This is followed by the first in what we hope will be a series of articles on prize plates by our immensely hardworking Secretary, Jeff Bidgood. It is articles like this that make me regret that, in view of our very low subscription fee, we cannot afford to use coloured illustrations in Biblionews. Jeff gave a talk on this neglected collecting area at last year’s September meeting, and for many of us not so young members it brought back memories of shyly, but nonetheless smugly, going up onto a stage at some school or Sunday school to collect an item that endeavoured to overlook our frequent misbehaviour and focus on one of our less obvious good points – all the better, of course, if we had been allowed to choose the prize book ourselves, rather than undergo the Hoodoo McFiggin experience of trying to smile wanly on the receipt of something that someone else had decided would be what we wanted or needed. (And in case the reference to Hoodoo McFiggin means nothing to you, just look for Stephen Laycock‟s wonderfully funny story “Hoodoo McFiggin‟s Christmas”; my adult children still chuckle at the very mention of H. McF.’s name, which they heard from repeated readings of this story well before their age had reached double figures.)

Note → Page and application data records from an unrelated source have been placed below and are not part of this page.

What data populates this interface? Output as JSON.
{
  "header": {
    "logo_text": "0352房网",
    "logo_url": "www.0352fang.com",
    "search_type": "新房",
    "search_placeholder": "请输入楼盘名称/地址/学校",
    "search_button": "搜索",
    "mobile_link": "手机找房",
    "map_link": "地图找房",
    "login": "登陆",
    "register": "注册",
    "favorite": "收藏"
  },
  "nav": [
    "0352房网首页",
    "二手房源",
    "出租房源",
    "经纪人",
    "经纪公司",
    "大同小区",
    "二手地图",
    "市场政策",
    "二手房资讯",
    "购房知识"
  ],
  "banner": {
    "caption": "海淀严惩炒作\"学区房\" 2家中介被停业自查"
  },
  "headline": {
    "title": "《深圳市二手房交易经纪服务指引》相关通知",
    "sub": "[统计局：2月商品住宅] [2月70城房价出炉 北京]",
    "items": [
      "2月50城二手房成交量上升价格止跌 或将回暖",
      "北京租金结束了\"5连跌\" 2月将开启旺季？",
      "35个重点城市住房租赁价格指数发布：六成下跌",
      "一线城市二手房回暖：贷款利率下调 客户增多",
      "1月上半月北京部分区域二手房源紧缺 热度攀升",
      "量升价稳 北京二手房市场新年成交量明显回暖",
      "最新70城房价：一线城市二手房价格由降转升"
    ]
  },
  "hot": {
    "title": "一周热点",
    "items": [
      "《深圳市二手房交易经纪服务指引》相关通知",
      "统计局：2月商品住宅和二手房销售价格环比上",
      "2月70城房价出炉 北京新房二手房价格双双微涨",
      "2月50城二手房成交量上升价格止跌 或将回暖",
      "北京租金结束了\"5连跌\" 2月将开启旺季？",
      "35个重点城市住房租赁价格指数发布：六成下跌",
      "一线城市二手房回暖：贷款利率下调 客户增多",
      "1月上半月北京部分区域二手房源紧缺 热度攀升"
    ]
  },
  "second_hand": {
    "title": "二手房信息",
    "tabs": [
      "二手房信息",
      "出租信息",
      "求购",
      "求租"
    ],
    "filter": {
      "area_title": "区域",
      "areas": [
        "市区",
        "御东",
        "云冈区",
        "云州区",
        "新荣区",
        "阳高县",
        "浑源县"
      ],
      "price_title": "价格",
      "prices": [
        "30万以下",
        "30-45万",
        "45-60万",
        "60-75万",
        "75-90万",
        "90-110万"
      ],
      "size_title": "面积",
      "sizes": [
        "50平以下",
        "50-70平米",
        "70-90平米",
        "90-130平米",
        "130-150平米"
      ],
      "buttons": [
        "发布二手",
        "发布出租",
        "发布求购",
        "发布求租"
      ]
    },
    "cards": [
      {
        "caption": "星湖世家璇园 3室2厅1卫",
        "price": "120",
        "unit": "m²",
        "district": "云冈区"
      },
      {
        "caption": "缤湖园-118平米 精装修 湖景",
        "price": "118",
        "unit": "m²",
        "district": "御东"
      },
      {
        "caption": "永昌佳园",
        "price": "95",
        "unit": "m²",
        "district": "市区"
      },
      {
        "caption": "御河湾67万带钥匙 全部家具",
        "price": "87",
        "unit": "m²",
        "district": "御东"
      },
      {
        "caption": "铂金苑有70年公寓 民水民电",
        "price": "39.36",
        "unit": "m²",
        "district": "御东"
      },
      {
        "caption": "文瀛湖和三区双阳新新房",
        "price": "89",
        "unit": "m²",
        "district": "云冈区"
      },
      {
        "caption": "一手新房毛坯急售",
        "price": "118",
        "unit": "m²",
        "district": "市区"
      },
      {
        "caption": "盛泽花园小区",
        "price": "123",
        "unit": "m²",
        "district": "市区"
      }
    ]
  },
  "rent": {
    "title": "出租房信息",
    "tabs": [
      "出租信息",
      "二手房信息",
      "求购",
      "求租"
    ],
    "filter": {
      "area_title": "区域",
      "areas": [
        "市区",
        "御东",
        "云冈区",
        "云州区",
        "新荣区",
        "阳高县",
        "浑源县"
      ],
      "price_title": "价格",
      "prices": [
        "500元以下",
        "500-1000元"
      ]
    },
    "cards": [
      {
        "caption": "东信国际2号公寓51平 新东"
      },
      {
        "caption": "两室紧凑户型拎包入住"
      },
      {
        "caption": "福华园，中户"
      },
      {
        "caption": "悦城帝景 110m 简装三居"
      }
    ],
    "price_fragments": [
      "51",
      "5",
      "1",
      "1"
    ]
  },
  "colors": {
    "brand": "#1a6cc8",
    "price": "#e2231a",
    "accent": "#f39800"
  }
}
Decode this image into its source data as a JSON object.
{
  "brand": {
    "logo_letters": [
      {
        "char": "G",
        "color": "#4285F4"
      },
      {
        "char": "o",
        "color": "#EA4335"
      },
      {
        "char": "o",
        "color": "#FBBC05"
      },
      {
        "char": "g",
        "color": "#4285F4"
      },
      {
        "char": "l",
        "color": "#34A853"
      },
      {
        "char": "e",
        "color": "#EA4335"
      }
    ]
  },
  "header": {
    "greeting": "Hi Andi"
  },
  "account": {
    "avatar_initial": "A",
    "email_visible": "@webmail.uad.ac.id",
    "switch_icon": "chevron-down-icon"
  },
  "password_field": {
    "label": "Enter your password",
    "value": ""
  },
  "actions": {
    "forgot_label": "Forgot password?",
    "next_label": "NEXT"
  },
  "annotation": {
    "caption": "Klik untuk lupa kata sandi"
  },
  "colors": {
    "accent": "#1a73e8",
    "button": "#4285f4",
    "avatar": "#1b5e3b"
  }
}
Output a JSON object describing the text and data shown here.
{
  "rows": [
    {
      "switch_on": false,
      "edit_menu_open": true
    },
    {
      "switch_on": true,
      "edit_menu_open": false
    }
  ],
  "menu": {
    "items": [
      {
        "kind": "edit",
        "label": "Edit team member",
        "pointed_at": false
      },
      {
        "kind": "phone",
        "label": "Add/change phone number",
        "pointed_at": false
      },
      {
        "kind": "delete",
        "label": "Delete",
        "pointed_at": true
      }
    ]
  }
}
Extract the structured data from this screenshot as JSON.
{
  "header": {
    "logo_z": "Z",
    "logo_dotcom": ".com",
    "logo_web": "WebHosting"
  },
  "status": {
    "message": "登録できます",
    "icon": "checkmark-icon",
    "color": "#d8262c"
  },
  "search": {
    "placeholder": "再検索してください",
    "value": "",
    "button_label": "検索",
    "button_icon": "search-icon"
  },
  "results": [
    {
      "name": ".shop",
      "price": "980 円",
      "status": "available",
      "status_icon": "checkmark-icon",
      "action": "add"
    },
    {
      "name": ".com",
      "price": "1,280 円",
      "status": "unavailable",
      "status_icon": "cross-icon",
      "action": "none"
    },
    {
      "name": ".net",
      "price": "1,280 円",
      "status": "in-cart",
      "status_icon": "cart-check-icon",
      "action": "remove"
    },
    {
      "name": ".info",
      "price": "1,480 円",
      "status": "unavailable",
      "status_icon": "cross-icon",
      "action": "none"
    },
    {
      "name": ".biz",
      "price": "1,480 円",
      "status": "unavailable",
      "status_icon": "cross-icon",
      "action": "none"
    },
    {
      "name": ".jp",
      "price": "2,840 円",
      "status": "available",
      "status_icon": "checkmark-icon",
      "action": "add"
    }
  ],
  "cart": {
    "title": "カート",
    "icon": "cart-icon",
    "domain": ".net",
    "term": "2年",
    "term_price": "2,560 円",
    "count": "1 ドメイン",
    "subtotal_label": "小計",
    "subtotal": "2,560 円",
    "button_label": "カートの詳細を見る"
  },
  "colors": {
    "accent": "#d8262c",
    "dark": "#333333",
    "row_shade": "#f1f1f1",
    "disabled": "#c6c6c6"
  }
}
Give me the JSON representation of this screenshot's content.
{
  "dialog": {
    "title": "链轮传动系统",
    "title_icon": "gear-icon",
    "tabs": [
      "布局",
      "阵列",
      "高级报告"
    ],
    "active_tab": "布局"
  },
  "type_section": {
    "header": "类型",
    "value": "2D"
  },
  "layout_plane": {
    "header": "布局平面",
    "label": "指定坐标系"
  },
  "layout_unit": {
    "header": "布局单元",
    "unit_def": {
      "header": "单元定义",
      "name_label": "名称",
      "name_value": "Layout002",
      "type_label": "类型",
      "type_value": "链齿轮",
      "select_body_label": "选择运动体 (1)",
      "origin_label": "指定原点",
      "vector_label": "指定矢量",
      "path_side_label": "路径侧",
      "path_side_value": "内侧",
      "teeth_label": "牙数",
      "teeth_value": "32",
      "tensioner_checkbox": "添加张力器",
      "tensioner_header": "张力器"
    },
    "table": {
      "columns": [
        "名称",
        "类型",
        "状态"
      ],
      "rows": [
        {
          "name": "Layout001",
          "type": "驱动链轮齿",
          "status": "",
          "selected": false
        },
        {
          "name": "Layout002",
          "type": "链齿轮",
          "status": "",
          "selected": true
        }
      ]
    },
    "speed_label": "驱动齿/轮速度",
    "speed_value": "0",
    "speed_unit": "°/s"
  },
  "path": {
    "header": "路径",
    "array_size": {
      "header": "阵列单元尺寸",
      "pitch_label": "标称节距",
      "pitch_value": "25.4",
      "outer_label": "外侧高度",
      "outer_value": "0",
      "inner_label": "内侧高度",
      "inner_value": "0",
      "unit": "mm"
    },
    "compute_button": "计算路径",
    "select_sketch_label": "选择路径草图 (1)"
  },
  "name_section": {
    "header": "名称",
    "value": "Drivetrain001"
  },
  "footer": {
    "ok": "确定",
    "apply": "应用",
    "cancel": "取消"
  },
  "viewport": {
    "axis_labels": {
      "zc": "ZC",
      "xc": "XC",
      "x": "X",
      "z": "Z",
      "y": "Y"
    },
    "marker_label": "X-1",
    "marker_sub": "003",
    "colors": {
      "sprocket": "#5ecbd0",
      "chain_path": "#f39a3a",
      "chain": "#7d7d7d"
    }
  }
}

As always, it is with great regret that we have to mark with Victorian member Jack Bradstreet’s obituary for John Holroyd the passing of another of our long serving members. Jack makes abundantly clear what a great bookman John was.
For a while reviews were not much in evidence in Biblionews, but they are coming back reasonably thick and fast now, and we thank New South Wales members Dr Neil Radford, formerly the Librarian of the University of Sydney Library, Dr Mark Ferson (like our President a medical man) and Frank Carleton, a fully qualified and expert archivist, for their reviews in this issue.
The issue concludes with a couple of pieces of borrowed whimsy.
In conclusion, I would like on behalf of the Society to congratulate our Sydney member Pat Corrigan on his being awarded the Australia Medal in the 2000 Queen’s Birthday Honours List for his services to the pictorial arts, of which he has been a generous patron.